The following strategies help you communicate value when presenting recommended treatment:

  • Empower your hygienists. Hygiene appointments are the most frequently broken type of appointments. Patients may not feel the need to come in if they’re not experiencing any problems. Because 40 to 60 percent of the dentist’s production comes directly from hygiene, it’s critical to empower hygienists as patient educators. Give them the time, equipment, and technology to help patients see the value and benefits of treatment. Read “The Value of Your Dental Hygiene Team” for more insights.
  • Use visual aids. Videos, photos, and X-rays help show patients “this is what’s going on in your mouth.” Show before and after pictures to illustrate treatment benefits (or risks of skipping treatment).
  • Discuss total wellness. Explain how your treatment will help patients with their health, appearance, breath, snoring, or other wellness issues.
  • Listen. Answer patients’ questions and hear out their concerns. Slow down and pay a little bit more attention to people and what brought them to you in the first place. This builds a relationship of trust that will solidify their commitment to attending appointments.
  • Find financial solutions. Work with your patients to find payment options so they can overcome any financial barriers to treatment. If patients aren’t clear and comfortable with the financial arrangements, they’ll cancel or no-show.

Coping with a Broken Schedule

Even if you follow the best scheduling practices, someday your schedule will fall apart. No-shows are the worst. Call any patient that is five minutes late. If they answer, express concern: “We have this time reserved for you, are you OK?” See if they can come in for a partial appointment and at least get them rescheduled. Put the patient data in the tickler file if you are unable to reach them. Remember, today’s lost production is lost forever. It’s more important to focus on filling today’s schedule than four weeks out. To fill last-minute openings, look at your Appointment Book.

  • Is there someone from restorative you can move to hygiene, or vice versa?
  • Is there someone in the afternoon you can move to morning?
  • Is there someone scheduled tomorrow or later this week you can move to today?

Dentrix can help you generate current lists of patients you can call to fill unexpected schedule voids.
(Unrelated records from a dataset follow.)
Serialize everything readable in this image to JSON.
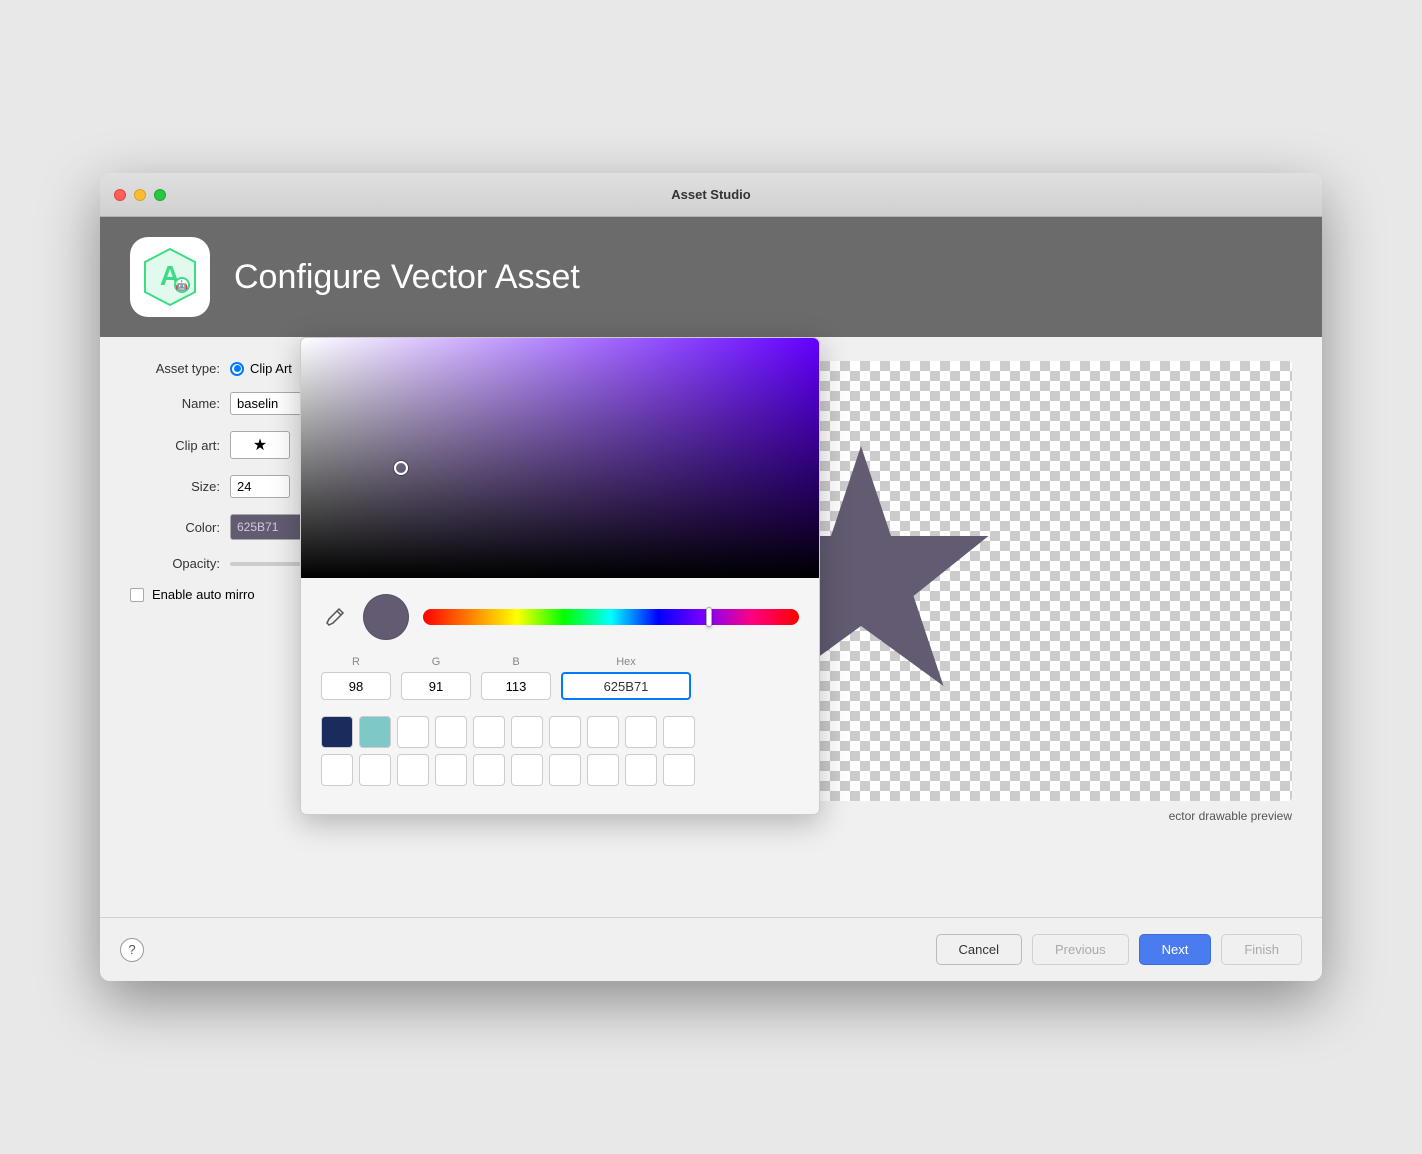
{
  "window": {
    "title": "Asset Studio"
  },
  "header": {
    "title": "Configure Vector Asset"
  },
  "form": {
    "asset_type_label": "Asset type:",
    "asset_type_value": "Clip Art",
    "name_label": "Name:",
    "name_value": "baselin",
    "clip_art_label": "Clip art:",
    "clip_art_icon": "★",
    "size_label": "Size:",
    "size_value": "24",
    "color_label": "Color:",
    "color_value": "625B71",
    "opacity_label": "Opacity:",
    "auto_mirror_label": "Enable auto mirro"
  },
  "color_picker": {
    "r_label": "R",
    "g_label": "G",
    "b_label": "B",
    "hex_label": "Hex",
    "r_value": "98",
    "g_value": "91",
    "b_value": "113",
    "hex_value": "625B71"
  },
  "preview": {
    "label": "ector drawable preview"
  },
  "footer": {
    "help_label": "?",
    "cancel_label": "Cancel",
    "previous_label": "Previous",
    "next_label": "Next",
    "finish_label": "Finish"
  }
}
  • Use the ASAP List for patients who want to get in sooner than originally scheduled. Read “The New Dentrix Appointment List” for more information.
  • Use the Continuing Care List for unscheduled patients who are overdue for hygiene.
  • Use the Treatment Manager Report for finding patients who need a certain procedure so you can fill a specific time slot.
  • Generate a custom list for patients who have treatment plans posted to the Ledger and unused insurance benefits available. Read “The Custom Reports and List Manager” to learn how.
  • Use the Unscheduled List for patients who have either broken an appointment or asked to be on will-call.

Use these Dentrix tools and scheduling tips prevent scheduling problems and build a more productive and profitable schedule.

Learn More

This article is a summary of Cathy Jameson’s eBook, “Scheduling for Higher Efficiency, Production and Profit.” Visit to download the full eBook.

By Cathy Jameson, founder of Jameson Management

Cathy Jameson is the founder of Jameson Management, an international dental management, marketing and hygiene coaching firm. The Jameson Method of Management, developed by Cathy, offers proven management and marketing systems for helping organizations improve their workflow and efficiency in a positive, forward thinking culture. Cathy earned a bachelor’s degree in education from the University of Nebraska at Omaha and then a master’s degree in psychology from Goddard College. She received her doctorate from Walden University. She considers herself a lifelong learner and encourages those around her to be in a constant state of study, growth and action. She is the author of several books, including her latest title “Creating a Healthy Work Environment.” For more information on Jameson Management’s services, visit their website at

Originally published in Dentrix Magazine, Fall 2017